- [WHAT THE TASK ASKS]:
The answer must be the full data, restated word for word, with no pictures in it.

- [AVAILABLE DATA]:

+ + + + +

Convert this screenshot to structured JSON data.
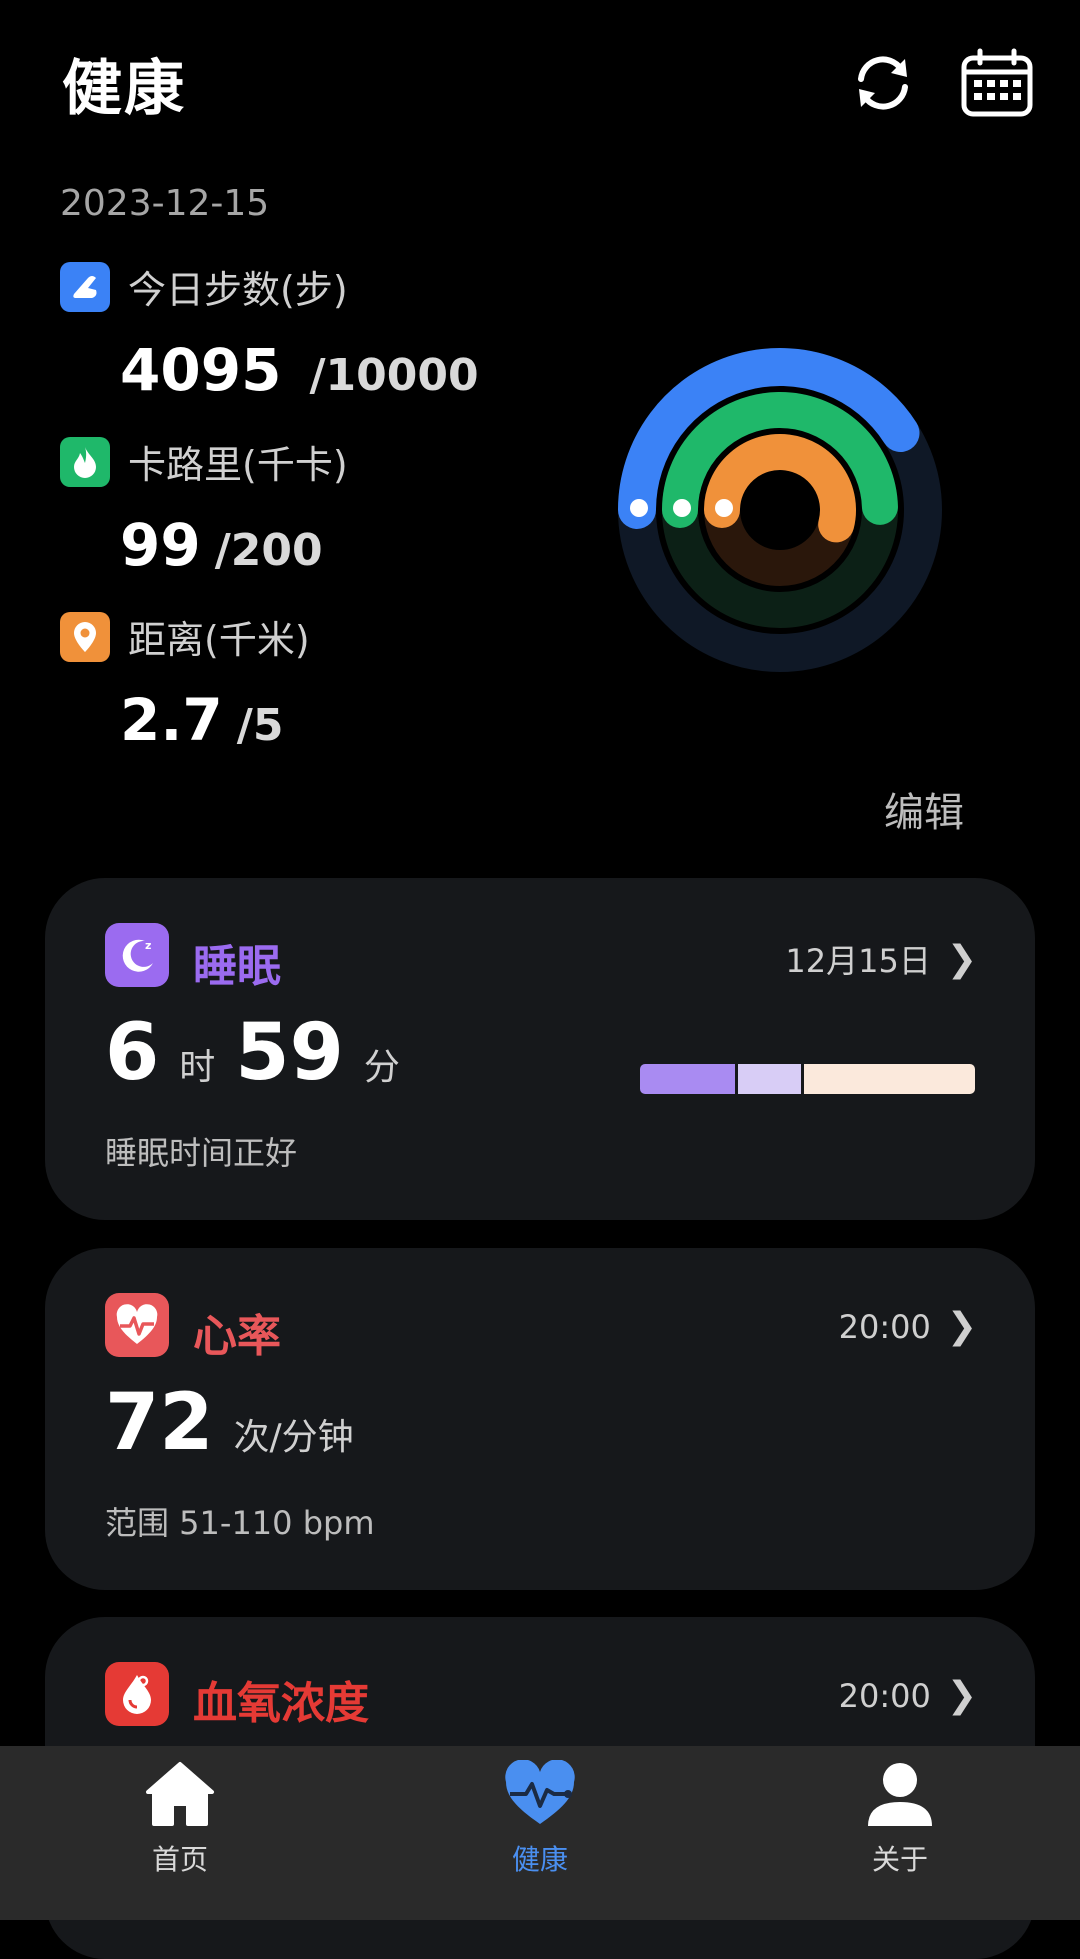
{
  "header": {
    "title": "健康",
    "sync_icon": "sync-icon",
    "calendar_icon": "calendar-icon"
  },
  "date": "2023-12-15",
  "metrics": [
    {
      "label": "今日步数(步)",
      "value": "4095",
      "goal": "/10000",
      "icon": "shoe-icon",
      "color": "#3b82f6",
      "progress": 0.4095
    },
    {
      "label": "卡路里(千卡)",
      "value": "99",
      "goal": "/200",
      "icon": "flame-icon",
      "color": "#1fb86a",
      "progress": 0.495
    },
    {
      "label": "距离(千米)",
      "value": "2.7",
      "goal": "/5",
      "icon": "location-icon",
      "color": "#f0913a",
      "progress": 0.54
    }
  ],
  "edit_label": "编辑",
  "sleep": {
    "title": "睡眠",
    "date": "12月15日",
    "hours": "6",
    "hours_unit": "时",
    "minutes": "59",
    "minutes_unit": "分",
    "status": "睡眠时间正好",
    "color": "#9b6bf0",
    "bar_segments": [
      {
        "color": "#a98bf2",
        "fraction": 0.29
      },
      {
        "color": "#d8cdf6",
        "fraction": 0.19
      },
      {
        "color": "#fbe9dc",
        "fraction": 0.52
      }
    ]
  },
  "heart": {
    "title": "心率",
    "time": "20:00",
    "value": "72",
    "unit": "次/分钟",
    "range": "范围 51-110 bpm",
    "color": "#e8575a"
  },
  "oxygen": {
    "title": "血氧浓度",
    "time": "20:00",
    "color": "#e53a35"
  },
  "nav": [
    {
      "label": "首页",
      "icon": "home-icon",
      "active": false
    },
    {
      "label": "健康",
      "icon": "heart-pulse-icon",
      "active": true
    },
    {
      "label": "关于",
      "icon": "person-icon",
      "active": false
    }
  ],
  "colors": {
    "accent": "#4a8ff0",
    "background": "#000000",
    "card": "#16181b"
  }
}
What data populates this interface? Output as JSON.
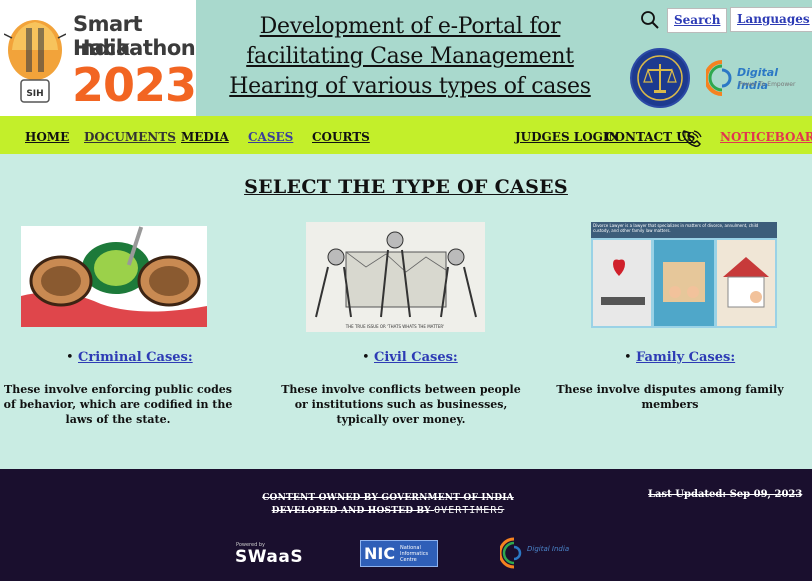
{
  "header": {
    "logo": {
      "line1": "Smart India",
      "line2": "Hackathon",
      "year": "2023",
      "badge": "SIH"
    },
    "title": "Development of e-Portal for facilitating Case Management Hearing of various types of cases",
    "search_label": "Search",
    "languages_label": "Languages",
    "digital_india": "Digital India",
    "digital_india_tagline": "Power To Empower"
  },
  "nav": {
    "home": "HOME",
    "documents": "DOCUMENTS",
    "media": "MEDIA",
    "cases": "CASES",
    "courts": "COURTS",
    "judges_login": "JUDGES LOGIN",
    "contact_us": "CONTACT US",
    "noticeboard": "NOTICEBOARD"
  },
  "main": {
    "section_title": "SELECT THE TYPE OF CASES",
    "cases": [
      {
        "title": "Criminal Cases:",
        "description": "These involve enforcing public codes of behavior, which are codified in the laws of the state."
      },
      {
        "title": "Civil Cases:",
        "description": "These involve conflicts between people or institutions such as businesses, typically over money.",
        "image_caption": "THE TRUE ISSUE OR 'THATS WHATS THE MATTER'"
      },
      {
        "title": "Family Cases:",
        "description": "These involve disputes among family members",
        "image_caption": "Divorce Lawyer is a lawyer that specializes in matters of divorce, annulment, child custody, and other family law matters."
      }
    ]
  },
  "footer": {
    "owned": "CONTENT OWNED BY GOVERNMENT OF INDIA",
    "developed_prefix": "DEVELOPED AND HOSTED BY",
    "developed_by": "OVERTIMERS",
    "last_updated": "Last Updated: Sep 09, 2023",
    "swaas_small": "Powered by",
    "swaas": "SWaaS",
    "nic": "NIC",
    "nic_full": "National Informatics Centre",
    "digital_india": "Digital India"
  }
}
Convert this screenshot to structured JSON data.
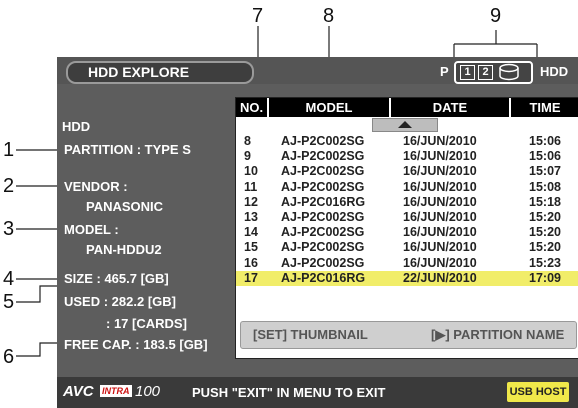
{
  "callouts": [
    "1",
    "2",
    "3",
    "4",
    "5",
    "6",
    "7",
    "8",
    "9"
  ],
  "title": "HDD EXPLORE",
  "top_right": {
    "prefix": "P",
    "slot1": "1",
    "slot2": "2",
    "hdd_label": "HDD"
  },
  "info": {
    "hdd": "HDD",
    "partition": "PARTITION : TYPE S",
    "vendor_label": "VENDOR :",
    "vendor_value": "PANASONIC",
    "model_label": "MODEL :",
    "model_value": "PAN-HDDU2",
    "size": "SIZE : 465.7 [GB]",
    "used": "USED : 282.2 [GB]",
    "cards": ": 17 [CARDS]",
    "free": "FREE CAP. : 183.5 [GB]"
  },
  "table": {
    "headers": [
      "NO.",
      "MODEL",
      "DATE",
      "TIME"
    ],
    "rows": [
      {
        "no": "8",
        "model": "AJ-P2C002SG",
        "date": "16/JUN/2010",
        "time": "15:06"
      },
      {
        "no": "9",
        "model": "AJ-P2C002SG",
        "date": "16/JUN/2010",
        "time": "15:06"
      },
      {
        "no": "10",
        "model": "AJ-P2C002SG",
        "date": "16/JUN/2010",
        "time": "15:07"
      },
      {
        "no": "11",
        "model": "AJ-P2C002SG",
        "date": "16/JUN/2010",
        "time": "15:08"
      },
      {
        "no": "12",
        "model": "AJ-P2C016RG",
        "date": "16/JUN/2010",
        "time": "15:18"
      },
      {
        "no": "13",
        "model": "AJ-P2C002SG",
        "date": "16/JUN/2010",
        "time": "15:20"
      },
      {
        "no": "14",
        "model": "AJ-P2C002SG",
        "date": "16/JUN/2010",
        "time": "15:20"
      },
      {
        "no": "15",
        "model": "AJ-P2C002SG",
        "date": "16/JUN/2010",
        "time": "15:20"
      },
      {
        "no": "16",
        "model": "AJ-P2C002SG",
        "date": "16/JUN/2010",
        "time": "15:23"
      },
      {
        "no": "17",
        "model": "AJ-P2C016RG",
        "date": "22/JUN/2010",
        "time": "17:09"
      }
    ],
    "thumb_button": "[SET] THUMBNAIL",
    "partition_button": "[▶] PARTITION NAME"
  },
  "footer": {
    "logo_avc": "AVC",
    "logo_intra": "INTRA",
    "logo_num": "100",
    "message": "PUSH \"EXIT\" IN MENU TO EXIT",
    "usb_host": "USB HOST"
  },
  "colors": {
    "selected_row": "#f1ed69",
    "usb_button": "#f0e84a",
    "screen_bg": "#5d5d5d"
  }
}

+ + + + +

- [TASK ANSWER]:
Convert this screenshot to structured JSON data.
{
  "header": {
    "title": "健康",
    "sync_icon": "sync-icon",
    "calendar_icon": "calendar-icon"
  },
  "date": "2023-12-15",
  "metrics": [
    {
      "label": "今日步数(步)",
      "value": "4095",
      "goal": "/10000",
      "icon": "shoe-icon",
      "color": "#3b82f6",
      "progress": 0.4095
    },
    {
      "label": "卡路里(千卡)",
      "value": "99",
      "goal": "/200",
      "icon": "flame-icon",
      "color": "#1fb86a",
      "progress": 0.495
    },
    {
      "label": "距离(千米)",
      "value": "2.7",
      "goal": "/5",
      "icon": "location-icon",
      "color": "#f0913a",
      "progress": 0.54
    }
  ],
  "edit_label": "编辑",
  "sleep": {
    "title": "睡眠",
    "date": "12月15日",
    "hours": "6",
    "hours_unit": "时",
    "minutes": "59",
    "minutes_unit": "分",
    "status": "睡眠时间正好",
    "color": "#9b6bf0",
    "bar_segments": [
      {
        "color": "#a98bf2",
        "fraction": 0.29
      },
      {
        "color": "#d8cdf6",
        "fraction": 0.19
      },
      {
        "color": "#fbe9dc",
        "fraction": 0.52
      }
    ]
  },
  "heart": {
    "title": "心率",
    "time": "20:00",
    "value": "72",
    "unit": "次/分钟",
    "range": "范围 51-110 bpm",
    "color": "#e8575a"
  },
  "oxygen": {
    "title": "血氧浓度",
    "time": "20:00",
    "color": "#e53a35"
  },
  "nav": [
    {
      "label": "首页",
      "icon": "home-icon",
      "active": false
    },
    {
      "label": "健康",
      "icon": "heart-pulse-icon",
      "active": true
    },
    {
      "label": "关于",
      "icon": "person-icon",
      "active": false
    }
  ],
  "colors": {
    "accent": "#4a8ff0",
    "background": "#000000",
    "card": "#16181b"
  }
}
What data populates this interface? Output as JSON.
{
  "header": {
    "logo": {
      "line1": "Smart India",
      "line2": "Hackathon",
      "year": "2023",
      "badge": "SIH"
    },
    "title": "Development of e-Portal for facilitating Case Management Hearing of various types of cases",
    "search_label": "Search",
    "languages_label": "Languages",
    "digital_india": "Digital India",
    "digital_india_tagline": "Power To Empower"
  },
  "nav": {
    "home": "HOME",
    "documents": "DOCUMENTS",
    "media": "MEDIA",
    "cases": "CASES",
    "courts": "COURTS",
    "judges_login": "JUDGES LOGIN",
    "contact_us": "CONTACT US",
    "noticeboard": "NOTICEBOARD"
  },
  "main": {
    "section_title": "SELECT THE TYPE OF CASES",
    "cases": [
      {
        "title": "Criminal Cases:",
        "description": "These involve enforcing public codes of behavior, which are codified in the laws of the state."
      },
      {
        "title": "Civil Cases:",
        "description": "These involve conflicts between people or institutions such as businesses, typically over money.",
        "image_caption": "THE TRUE ISSUE OR 'THATS WHATS THE MATTER'"
      },
      {
        "title": "Family Cases:",
        "description": "These involve disputes among family members",
        "image_caption": "Divorce Lawyer is a lawyer that specializes in matters of divorce, annulment, child custody, and other family law matters."
      }
    ]
  },
  "footer": {
    "owned": "CONTENT OWNED BY GOVERNMENT OF INDIA",
    "developed_prefix": "DEVELOPED AND HOSTED BY",
    "developed_by": "OVERTIMERS",
    "last_updated": "Last Updated: Sep 09, 2023",
    "swaas_small": "Powered by",
    "swaas": "SWaaS",
    "nic": "NIC",
    "nic_full": "National Informatics Centre",
    "digital_india": "Digital India"
  }
}
Convert this screenshot to structured JSON data.
{
  "callouts": [
    "1",
    "2",
    "3",
    "4",
    "5",
    "6",
    "7",
    "8",
    "9"
  ],
  "title": "HDD EXPLORE",
  "top_right": {
    "prefix": "P",
    "slot1": "1",
    "slot2": "2",
    "hdd_label": "HDD"
  },
  "info": {
    "hdd": "HDD",
    "partition": "PARTITION : TYPE S",
    "vendor_label": "VENDOR :",
    "vendor_value": "PANASONIC",
    "model_label": "MODEL :",
    "model_value": "PAN-HDDU2",
    "size": "SIZE : 465.7 [GB]",
    "used": "USED : 282.2 [GB]",
    "cards": ": 17 [CARDS]",
    "free": "FREE CAP. : 183.5 [GB]"
  },
  "table": {
    "headers": [
      "NO.",
      "MODEL",
      "DATE",
      "TIME"
    ],
    "rows": [
      {
        "no": "8",
        "model": "AJ-P2C002SG",
        "date": "16/JUN/2010",
        "time": "15:06"
      },
      {
        "no": "9",
        "model": "AJ-P2C002SG",
        "date": "16/JUN/2010",
        "time": "15:06"
      },
      {
        "no": "10",
        "model": "AJ-P2C002SG",
        "date": "16/JUN/2010",
        "time": "15:07"
      },
      {
        "no": "11",
        "model": "AJ-P2C002SG",
        "date": "16/JUN/2010",
        "time": "15:08"
      },
      {
        "no": "12",
        "model": "AJ-P2C016RG",
        "date": "16/JUN/2010",
        "time": "15:18"
      },
      {
        "no": "13",
        "model": "AJ-P2C002SG",
        "date": "16/JUN/2010",
        "time": "15:20"
      },
      {
        "no": "14",
        "model": "AJ-P2C002SG",
        "date": "16/JUN/2010",
        "time": "15:20"
      },
      {
        "no": "15",
        "model": "AJ-P2C002SG",
        "date": "16/JUN/2010",
        "time": "15:20"
      },
      {
        "no": "16",
        "model": "AJ-P2C002SG",
        "date": "16/JUN/2010",
        "time": "15:23"
      },
      {
        "no": "17",
        "model": "AJ-P2C016RG",
        "date": "22/JUN/2010",
        "time": "17:09"
      }
    ],
    "thumb_button": "[SET] THUMBNAIL",
    "partition_button": "[▶] PARTITION NAME"
  },
  "footer": {
    "logo_avc": "AVC",
    "logo_intra": "INTRA",
    "logo_num": "100",
    "message": "PUSH \"EXIT\" IN MENU TO EXIT",
    "usb_host": "USB HOST"
  },
  "colors": {
    "selected_row": "#f1ed69",
    "usb_button": "#f0e84a",
    "screen_bg": "#5d5d5d"
  }
}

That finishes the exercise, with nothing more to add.